* Work order *
Repeat the listing that follows, character for character, minus the pictures.

+===+

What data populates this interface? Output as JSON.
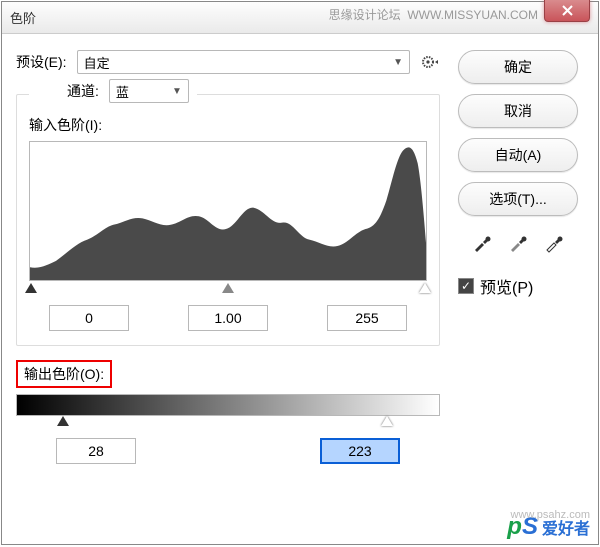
{
  "title": "色阶",
  "watermark_top": "思缘设计论坛",
  "watermark_url_top": "WWW.MISSYUAN.COM",
  "preset": {
    "label": "预设(E):",
    "value": "自定"
  },
  "channel": {
    "label": "通道:",
    "value": "蓝"
  },
  "input_label": "输入色阶(I):",
  "input_values": {
    "black": "0",
    "gamma": "1.00",
    "white": "255"
  },
  "output_label": "输出色阶(O):",
  "output_values": {
    "black": "28",
    "white": "223"
  },
  "buttons": {
    "ok": "确定",
    "cancel": "取消",
    "auto": "自动(A)",
    "options": "选项(T)..."
  },
  "preview": {
    "label": "预览(P)",
    "checked": true
  },
  "footer_logo": "爱好者",
  "footer_url": "www.psahz.com"
}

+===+

* The completed task *
What data populates this interface? Output as JSON.
{
  "title": "色阶",
  "watermark_top": "思缘设计论坛",
  "watermark_url_top": "WWW.MISSYUAN.COM",
  "preset": {
    "label": "预设(E):",
    "value": "自定"
  },
  "channel": {
    "label": "通道:",
    "value": "蓝"
  },
  "input_label": "输入色阶(I):",
  "input_values": {
    "black": "0",
    "gamma": "1.00",
    "white": "255"
  },
  "output_label": "输出色阶(O):",
  "output_values": {
    "black": "28",
    "white": "223"
  },
  "buttons": {
    "ok": "确定",
    "cancel": "取消",
    "auto": "自动(A)",
    "options": "选项(T)..."
  },
  "preview": {
    "label": "预览(P)",
    "checked": true
  },
  "footer_logo": "爱好者",
  "footer_url": "www.psahz.com"
}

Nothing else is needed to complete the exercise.